The ‘how’ provides context to my evidence. It shows the reader where I’m going with my analysis. This sentence adds new meaning to the quote I used, especially the inclusion of the word ‘extinction.’ I like to keep this portion of my analysis brief. This isn’t where the bulk of my argument lies; it’s still leading the reader there. The ‘why’ section is where I’ll expand more and pull everything together.


This is where things get interesting. Everything up until this point has been building the foundation for the analysis. The ‘why’ section is where you explain why what you have presented is significant. In this example, I wrote:

Despite the fact that Frankenstein cannot be biologically labeled the creature’s father, for all intents and purposes, Frankenstein does take the role of the creature’s father. Therefore, when Frankenstein’s aspirations change to hunting and murdering the creature, this is reflective of the ways that filicide intersects with disability.

To expand on how that ties back to the evidence, proving that there is support for the idea of filicide playing a role in the story. Now, the analysis is complete and I can move on to my next point with new evidence. In this case, I continued to expand on the ways that eugenics can be seen in Frankenstein when the lens of disability is applied to the work, but if an analysis is ending a paragraph, another line or two pulling all of the points made in the paragraph together and you can move onto the next topic under your thesis. 

What I love so much about the Loop Strategy is that I can easily format analyses and focus my energy on building a strong argument. As an English major, I also spend a lot of time writing papers (last semester I wrote over 14,000 words for one class alone) so whenever there’s an opportunity to save time without sacrificing quality, I’m all for it. 

Megan is a Senior at UCF majoring in English with a Creative Writing track.

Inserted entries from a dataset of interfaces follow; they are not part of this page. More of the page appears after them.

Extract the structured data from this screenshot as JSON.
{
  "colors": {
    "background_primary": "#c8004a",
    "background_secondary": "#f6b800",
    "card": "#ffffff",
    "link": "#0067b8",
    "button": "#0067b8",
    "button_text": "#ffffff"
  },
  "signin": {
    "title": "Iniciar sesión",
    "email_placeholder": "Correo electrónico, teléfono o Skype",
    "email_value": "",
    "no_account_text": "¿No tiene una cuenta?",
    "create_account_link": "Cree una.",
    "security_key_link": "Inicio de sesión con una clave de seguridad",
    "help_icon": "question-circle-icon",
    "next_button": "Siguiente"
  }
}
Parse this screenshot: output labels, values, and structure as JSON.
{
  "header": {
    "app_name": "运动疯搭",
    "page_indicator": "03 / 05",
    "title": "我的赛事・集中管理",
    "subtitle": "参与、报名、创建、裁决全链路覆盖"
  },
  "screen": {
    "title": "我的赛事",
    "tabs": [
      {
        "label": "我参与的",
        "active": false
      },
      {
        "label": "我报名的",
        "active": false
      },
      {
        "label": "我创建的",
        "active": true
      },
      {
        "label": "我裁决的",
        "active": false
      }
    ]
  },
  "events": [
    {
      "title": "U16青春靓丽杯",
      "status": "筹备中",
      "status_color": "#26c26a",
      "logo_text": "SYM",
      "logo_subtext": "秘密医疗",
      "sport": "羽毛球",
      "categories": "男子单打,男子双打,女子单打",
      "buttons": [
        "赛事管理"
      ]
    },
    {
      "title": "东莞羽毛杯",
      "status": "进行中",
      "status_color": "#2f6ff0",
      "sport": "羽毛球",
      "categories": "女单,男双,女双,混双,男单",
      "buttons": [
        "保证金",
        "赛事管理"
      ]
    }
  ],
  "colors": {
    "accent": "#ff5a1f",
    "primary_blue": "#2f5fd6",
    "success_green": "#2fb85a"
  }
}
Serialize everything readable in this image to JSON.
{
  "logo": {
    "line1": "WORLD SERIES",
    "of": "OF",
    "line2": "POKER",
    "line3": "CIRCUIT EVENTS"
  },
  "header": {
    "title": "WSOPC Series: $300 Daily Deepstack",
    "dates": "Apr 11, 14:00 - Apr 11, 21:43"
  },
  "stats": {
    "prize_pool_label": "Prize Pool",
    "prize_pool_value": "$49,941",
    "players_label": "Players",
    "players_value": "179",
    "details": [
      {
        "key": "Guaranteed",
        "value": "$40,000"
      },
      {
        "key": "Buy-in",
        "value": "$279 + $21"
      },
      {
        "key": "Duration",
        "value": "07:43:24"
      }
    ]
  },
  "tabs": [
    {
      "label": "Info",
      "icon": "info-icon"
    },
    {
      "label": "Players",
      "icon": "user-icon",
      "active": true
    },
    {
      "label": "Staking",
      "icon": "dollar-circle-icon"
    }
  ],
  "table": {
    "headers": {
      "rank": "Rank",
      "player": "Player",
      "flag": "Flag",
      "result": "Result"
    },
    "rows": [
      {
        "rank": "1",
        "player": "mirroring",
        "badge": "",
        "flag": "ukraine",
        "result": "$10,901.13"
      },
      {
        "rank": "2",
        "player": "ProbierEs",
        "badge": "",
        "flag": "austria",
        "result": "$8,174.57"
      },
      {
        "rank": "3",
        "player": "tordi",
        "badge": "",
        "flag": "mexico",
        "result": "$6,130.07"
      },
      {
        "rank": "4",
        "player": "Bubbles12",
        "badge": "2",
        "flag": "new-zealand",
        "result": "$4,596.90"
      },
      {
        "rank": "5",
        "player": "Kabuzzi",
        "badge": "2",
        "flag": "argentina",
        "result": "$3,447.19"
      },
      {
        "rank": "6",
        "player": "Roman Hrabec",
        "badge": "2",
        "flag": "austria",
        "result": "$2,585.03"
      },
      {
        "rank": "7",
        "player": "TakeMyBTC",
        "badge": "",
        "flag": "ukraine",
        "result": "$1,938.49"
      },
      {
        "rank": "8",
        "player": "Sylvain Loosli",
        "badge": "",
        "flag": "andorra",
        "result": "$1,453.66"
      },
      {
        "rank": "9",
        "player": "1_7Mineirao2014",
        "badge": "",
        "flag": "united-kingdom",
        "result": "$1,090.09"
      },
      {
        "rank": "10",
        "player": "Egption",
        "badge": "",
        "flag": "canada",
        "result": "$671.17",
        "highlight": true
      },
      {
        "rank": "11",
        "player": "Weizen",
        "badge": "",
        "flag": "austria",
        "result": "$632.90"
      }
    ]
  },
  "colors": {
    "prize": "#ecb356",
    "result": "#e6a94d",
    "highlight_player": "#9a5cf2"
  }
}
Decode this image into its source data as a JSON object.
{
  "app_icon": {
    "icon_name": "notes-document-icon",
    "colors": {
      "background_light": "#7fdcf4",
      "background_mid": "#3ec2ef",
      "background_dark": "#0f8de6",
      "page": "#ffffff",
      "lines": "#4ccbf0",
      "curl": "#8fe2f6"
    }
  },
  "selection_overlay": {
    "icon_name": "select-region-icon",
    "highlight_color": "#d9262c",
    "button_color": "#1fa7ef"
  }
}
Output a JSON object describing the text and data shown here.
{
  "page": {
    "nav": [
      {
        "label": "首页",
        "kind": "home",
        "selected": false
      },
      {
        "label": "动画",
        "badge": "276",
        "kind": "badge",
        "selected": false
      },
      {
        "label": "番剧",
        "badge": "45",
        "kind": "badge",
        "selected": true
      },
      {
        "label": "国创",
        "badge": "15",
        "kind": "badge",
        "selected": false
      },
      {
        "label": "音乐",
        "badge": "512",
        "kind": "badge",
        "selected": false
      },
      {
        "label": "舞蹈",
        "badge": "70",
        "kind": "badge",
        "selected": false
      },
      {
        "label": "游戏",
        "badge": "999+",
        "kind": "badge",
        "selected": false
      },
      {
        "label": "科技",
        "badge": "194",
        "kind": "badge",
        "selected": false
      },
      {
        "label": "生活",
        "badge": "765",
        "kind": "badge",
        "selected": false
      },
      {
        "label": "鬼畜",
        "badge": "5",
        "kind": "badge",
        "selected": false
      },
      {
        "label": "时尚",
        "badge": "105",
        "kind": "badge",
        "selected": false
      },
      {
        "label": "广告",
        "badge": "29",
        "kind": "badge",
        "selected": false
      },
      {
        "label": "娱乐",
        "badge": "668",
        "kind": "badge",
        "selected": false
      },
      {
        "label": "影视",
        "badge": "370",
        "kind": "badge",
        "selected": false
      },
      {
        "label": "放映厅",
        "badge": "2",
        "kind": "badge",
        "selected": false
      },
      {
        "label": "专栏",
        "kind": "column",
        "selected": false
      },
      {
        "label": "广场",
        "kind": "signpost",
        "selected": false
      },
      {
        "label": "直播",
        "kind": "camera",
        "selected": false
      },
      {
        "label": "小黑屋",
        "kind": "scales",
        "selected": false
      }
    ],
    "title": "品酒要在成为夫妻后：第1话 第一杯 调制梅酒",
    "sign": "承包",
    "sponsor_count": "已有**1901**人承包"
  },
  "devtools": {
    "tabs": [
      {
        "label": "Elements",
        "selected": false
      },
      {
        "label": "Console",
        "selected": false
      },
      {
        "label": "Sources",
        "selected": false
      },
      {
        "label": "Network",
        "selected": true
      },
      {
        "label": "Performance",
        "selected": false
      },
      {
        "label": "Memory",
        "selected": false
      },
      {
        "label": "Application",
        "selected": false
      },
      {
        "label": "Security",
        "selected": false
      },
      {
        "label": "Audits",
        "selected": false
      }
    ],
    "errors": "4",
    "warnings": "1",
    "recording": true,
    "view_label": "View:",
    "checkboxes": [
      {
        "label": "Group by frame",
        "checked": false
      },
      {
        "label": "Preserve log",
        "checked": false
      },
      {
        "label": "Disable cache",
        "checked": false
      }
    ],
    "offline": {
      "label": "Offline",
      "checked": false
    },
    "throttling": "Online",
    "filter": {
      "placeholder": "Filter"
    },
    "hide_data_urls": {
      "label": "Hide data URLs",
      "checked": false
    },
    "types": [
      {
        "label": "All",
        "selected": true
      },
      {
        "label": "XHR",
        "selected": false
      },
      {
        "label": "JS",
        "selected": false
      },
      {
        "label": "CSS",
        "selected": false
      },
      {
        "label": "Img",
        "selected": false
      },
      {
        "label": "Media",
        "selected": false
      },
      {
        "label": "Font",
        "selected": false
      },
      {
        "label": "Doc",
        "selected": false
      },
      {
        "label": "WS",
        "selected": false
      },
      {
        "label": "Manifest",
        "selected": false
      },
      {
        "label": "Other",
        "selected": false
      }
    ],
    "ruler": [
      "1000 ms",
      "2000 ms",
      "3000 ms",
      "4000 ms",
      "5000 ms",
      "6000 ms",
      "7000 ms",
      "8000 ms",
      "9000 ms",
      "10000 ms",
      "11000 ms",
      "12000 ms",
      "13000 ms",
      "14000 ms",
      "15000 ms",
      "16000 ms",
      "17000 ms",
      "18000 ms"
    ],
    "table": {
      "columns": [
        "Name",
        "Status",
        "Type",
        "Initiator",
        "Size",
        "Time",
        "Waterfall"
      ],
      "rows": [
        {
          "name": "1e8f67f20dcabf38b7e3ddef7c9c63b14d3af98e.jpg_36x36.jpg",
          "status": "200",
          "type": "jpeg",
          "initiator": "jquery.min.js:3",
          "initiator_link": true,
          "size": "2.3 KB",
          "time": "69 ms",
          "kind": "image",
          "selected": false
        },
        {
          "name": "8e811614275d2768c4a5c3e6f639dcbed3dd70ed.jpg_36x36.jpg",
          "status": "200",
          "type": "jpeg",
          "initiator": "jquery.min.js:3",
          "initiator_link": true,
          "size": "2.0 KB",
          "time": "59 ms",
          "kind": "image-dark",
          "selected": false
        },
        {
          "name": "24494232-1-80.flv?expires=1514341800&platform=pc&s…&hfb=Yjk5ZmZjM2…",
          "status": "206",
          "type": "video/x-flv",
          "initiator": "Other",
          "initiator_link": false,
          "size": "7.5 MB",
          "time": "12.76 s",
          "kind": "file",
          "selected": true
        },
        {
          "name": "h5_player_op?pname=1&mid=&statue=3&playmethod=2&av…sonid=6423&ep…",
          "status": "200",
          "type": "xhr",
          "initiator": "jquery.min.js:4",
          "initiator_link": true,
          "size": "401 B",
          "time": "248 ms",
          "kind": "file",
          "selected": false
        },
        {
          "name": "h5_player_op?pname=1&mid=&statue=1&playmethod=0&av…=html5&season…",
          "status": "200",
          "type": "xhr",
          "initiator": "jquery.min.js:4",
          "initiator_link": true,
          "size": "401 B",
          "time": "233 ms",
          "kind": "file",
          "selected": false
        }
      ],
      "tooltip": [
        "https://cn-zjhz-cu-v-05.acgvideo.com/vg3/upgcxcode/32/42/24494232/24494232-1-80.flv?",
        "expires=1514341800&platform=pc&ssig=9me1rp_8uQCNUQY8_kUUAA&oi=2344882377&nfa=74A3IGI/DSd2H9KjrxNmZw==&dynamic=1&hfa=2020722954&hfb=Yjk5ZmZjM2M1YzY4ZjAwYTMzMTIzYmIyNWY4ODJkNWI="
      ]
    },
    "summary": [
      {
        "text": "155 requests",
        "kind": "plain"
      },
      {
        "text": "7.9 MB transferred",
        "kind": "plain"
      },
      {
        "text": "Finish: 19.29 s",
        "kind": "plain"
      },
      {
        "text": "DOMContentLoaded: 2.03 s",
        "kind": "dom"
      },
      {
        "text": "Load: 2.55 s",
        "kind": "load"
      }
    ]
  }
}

When she isn't reading or writing, you can find her watching her favorite TV shows and movies. Megan loves to travel and has already crossed 10 countries off her list. You can find more of Megan on her YouTube channel www.youtube.com/meganreneevideos, on Instagram @meganreneetoday, or TikTok @meganreneetoday